Zelenskyy criticized the 15-nation group tasked with maintaining international peace for failing to "secure security." Russia, which is a permanent member of the council, has exercised its veto to block UN action to stop and condemn Putin's attack on Ukraine.
"The entire system of providing security in the post World War II era has basically collapsed," Kotsyuba said. "Several members have actually been themselves the perpetrators of violence and had used the instrument of the Security Council to block any possible action against themselves. And so the real the real challenge here is what to do with such a tool, such an organization that does not fulfill its mission anymore."
Calderon agreed with Kotsyuba, adding that some could argue that the body never worked, and was merely a means of maintaining basic arrangements. The latest developments out of Ukraine sheds light on the "increasing irrelevance," of the Security Council, Calderon said, and the willingness of its members to continue to overlook security concerns in pursuit of their own goals.

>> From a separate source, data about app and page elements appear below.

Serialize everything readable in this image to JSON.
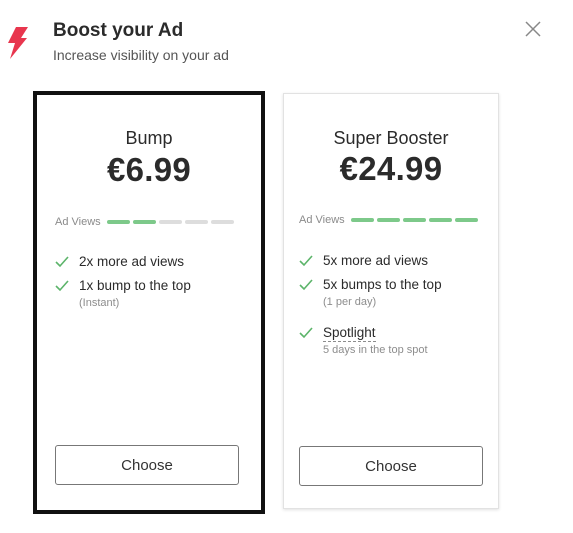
{
  "header": {
    "title": "Boost your Ad",
    "subtitle": "Increase visibility on your ad",
    "accent_color": "#e8364e",
    "icon": "lightning-bolt-icon",
    "close_icon": "close-icon"
  },
  "views_label": "Ad Views",
  "plans": [
    {
      "name": "Bump",
      "price": "€6.99",
      "ad_views_level": 2,
      "ad_views_max": 5,
      "features": [
        {
          "text": "2x more ad views"
        },
        {
          "text": "1x bump to the top",
          "sub": "(Instant)"
        }
      ],
      "button_label": "Choose",
      "selected": true
    },
    {
      "name": "Super Booster",
      "price": "€24.99",
      "ad_views_level": 5,
      "ad_views_max": 5,
      "features": [
        {
          "text": "5x more ad views"
        },
        {
          "text": "5x bumps to the top",
          "sub": "(1 per day)"
        },
        {
          "text": "Spotlight",
          "sub": "5 days in the top spot"
        }
      ],
      "button_label": "Choose",
      "selected": false
    }
  ],
  "colors": {
    "check": "#5cb46a",
    "views_on": "#7dc98a",
    "views_off": "#dddddd",
    "selected_border": "#111111"
  }
}
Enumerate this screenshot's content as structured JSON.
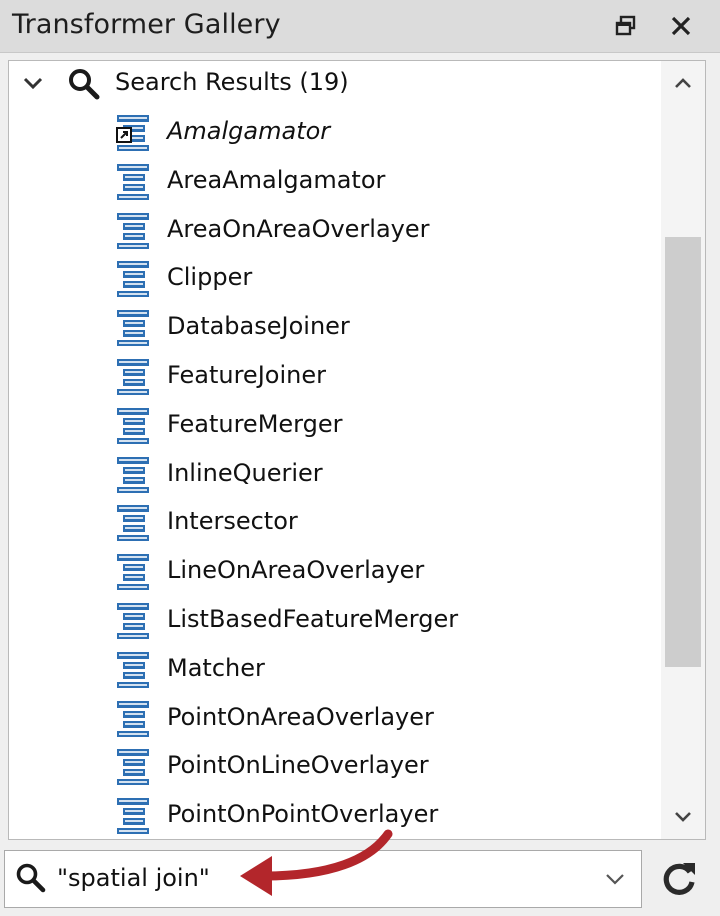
{
  "panel": {
    "title": "Transformer Gallery"
  },
  "tree": {
    "header_label": "Search Results (19)",
    "items": [
      {
        "label": "Amalgamator",
        "italic": true,
        "icon": "custom-transformer-icon"
      },
      {
        "label": "AreaAmalgamator",
        "italic": false,
        "icon": "transformer-icon"
      },
      {
        "label": "AreaOnAreaOverlayer",
        "italic": false,
        "icon": "transformer-icon"
      },
      {
        "label": "Clipper",
        "italic": false,
        "icon": "transformer-icon"
      },
      {
        "label": "DatabaseJoiner",
        "italic": false,
        "icon": "transformer-icon"
      },
      {
        "label": "FeatureJoiner",
        "italic": false,
        "icon": "transformer-icon"
      },
      {
        "label": "FeatureMerger",
        "italic": false,
        "icon": "transformer-icon"
      },
      {
        "label": "InlineQuerier",
        "italic": false,
        "icon": "transformer-icon"
      },
      {
        "label": "Intersector",
        "italic": false,
        "icon": "transformer-icon"
      },
      {
        "label": "LineOnAreaOverlayer",
        "italic": false,
        "icon": "transformer-icon"
      },
      {
        "label": "ListBasedFeatureMerger",
        "italic": false,
        "icon": "transformer-icon"
      },
      {
        "label": "Matcher",
        "italic": false,
        "icon": "transformer-icon"
      },
      {
        "label": "PointOnAreaOverlayer",
        "italic": false,
        "icon": "transformer-icon"
      },
      {
        "label": "PointOnLineOverlayer",
        "italic": false,
        "icon": "transformer-icon"
      },
      {
        "label": "PointOnPointOverlayer",
        "italic": false,
        "icon": "transformer-icon"
      }
    ]
  },
  "search": {
    "value": "\"spatial join\""
  },
  "colors": {
    "icon_blue": "#2d6fb3",
    "arrow_red": "#b3262b"
  }
}
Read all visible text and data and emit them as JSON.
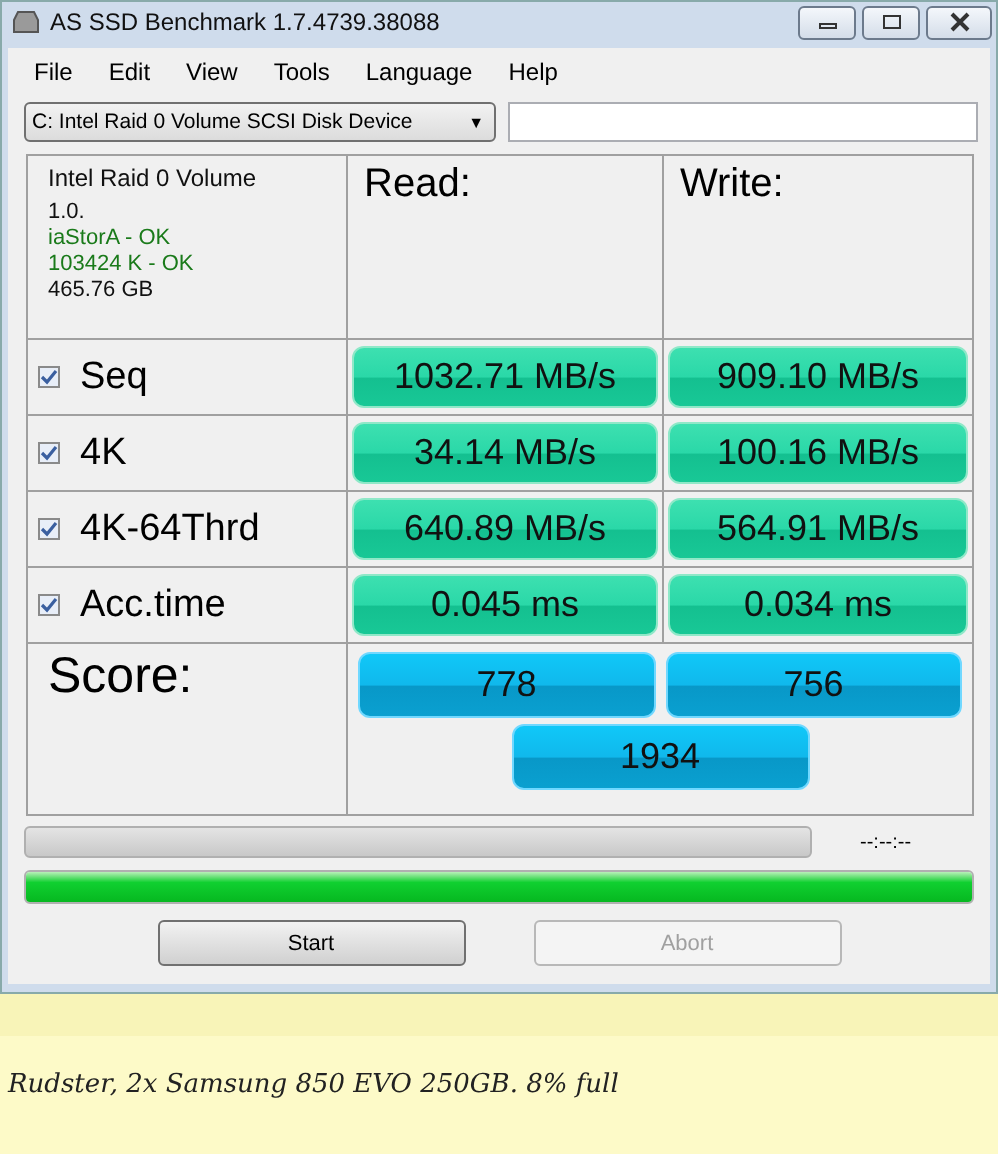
{
  "window": {
    "title": "AS SSD Benchmark 1.7.4739.38088"
  },
  "menu": [
    "File",
    "Edit",
    "View",
    "Tools",
    "Language",
    "Help"
  ],
  "drive_select": {
    "value": "C: Intel Raid 0 Volume SCSI Disk Device",
    "caret": "▼"
  },
  "info": {
    "name": "Intel Raid 0 Volume",
    "lines": [
      {
        "text": "1.0.",
        "ok": false
      },
      {
        "text": "iaStorA - OK",
        "ok": true
      },
      {
        "text": "103424 K - OK",
        "ok": true
      },
      {
        "text": "465.76 GB",
        "ok": false
      }
    ]
  },
  "columns": [
    "Read:",
    "Write:"
  ],
  "tests": [
    {
      "name": "Seq",
      "checked": true,
      "read": "1032.71 MB/s",
      "write": "909.10 MB/s"
    },
    {
      "name": "4K",
      "checked": true,
      "read": "34.14 MB/s",
      "write": "100.16 MB/s"
    },
    {
      "name": "4K-64Thrd",
      "checked": true,
      "read": "640.89 MB/s",
      "write": "564.91 MB/s"
    },
    {
      "name": "Acc.time",
      "checked": true,
      "read": "0.045 ms",
      "write": "0.034 ms"
    }
  ],
  "score": {
    "label": "Score:",
    "read": "778",
    "write": "756",
    "total": "1934"
  },
  "test_progress": {
    "level": 0,
    "time": "--:--:--"
  },
  "total_progress": {
    "level": 1
  },
  "buttons": [
    {
      "label": "Start",
      "disabled": false
    },
    {
      "label": "Abort",
      "disabled": true
    }
  ],
  "note": "Rudster, 2x Samsung 850 EVO 250GB. 8% full"
}
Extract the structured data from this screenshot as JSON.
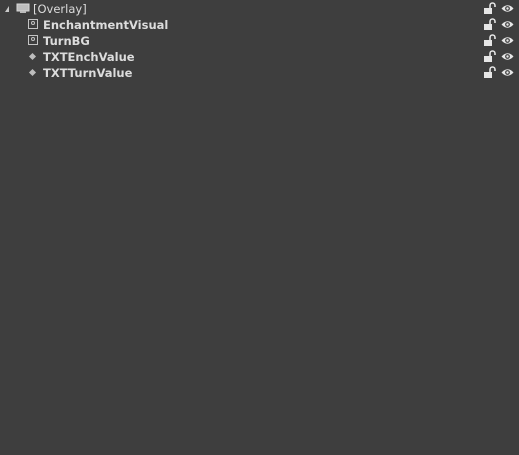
{
  "hierarchy": {
    "root": {
      "label": "[Overlay]",
      "icon": "overlay-icon"
    },
    "children": [
      {
        "label": "EnchantmentVisual",
        "icon": "image-icon"
      },
      {
        "label": "TurnBG",
        "icon": "image-icon"
      },
      {
        "label": "TXTEnchValue",
        "icon": "text-diamond-icon"
      },
      {
        "label": "TXTTurnValue",
        "icon": "text-diamond-icon"
      }
    ]
  },
  "colors": {
    "background": "#3e3e3e",
    "text": "#dcdcdc",
    "icon": "#d8d8d8"
  }
}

"The Security Council hasn't been working for decades," Calderon said. "I don't think this is going to change the Security Council at all. I don't think there's an appetite from the permanent members of Security Council to change their arrangement, because why would there be? This isn't the first time that one of the permanent members has blocked the Security Council with their own means and to pursue their own agenda. It won't be the last."
The only option available, Calderon said, is to continue to support Ukrainian.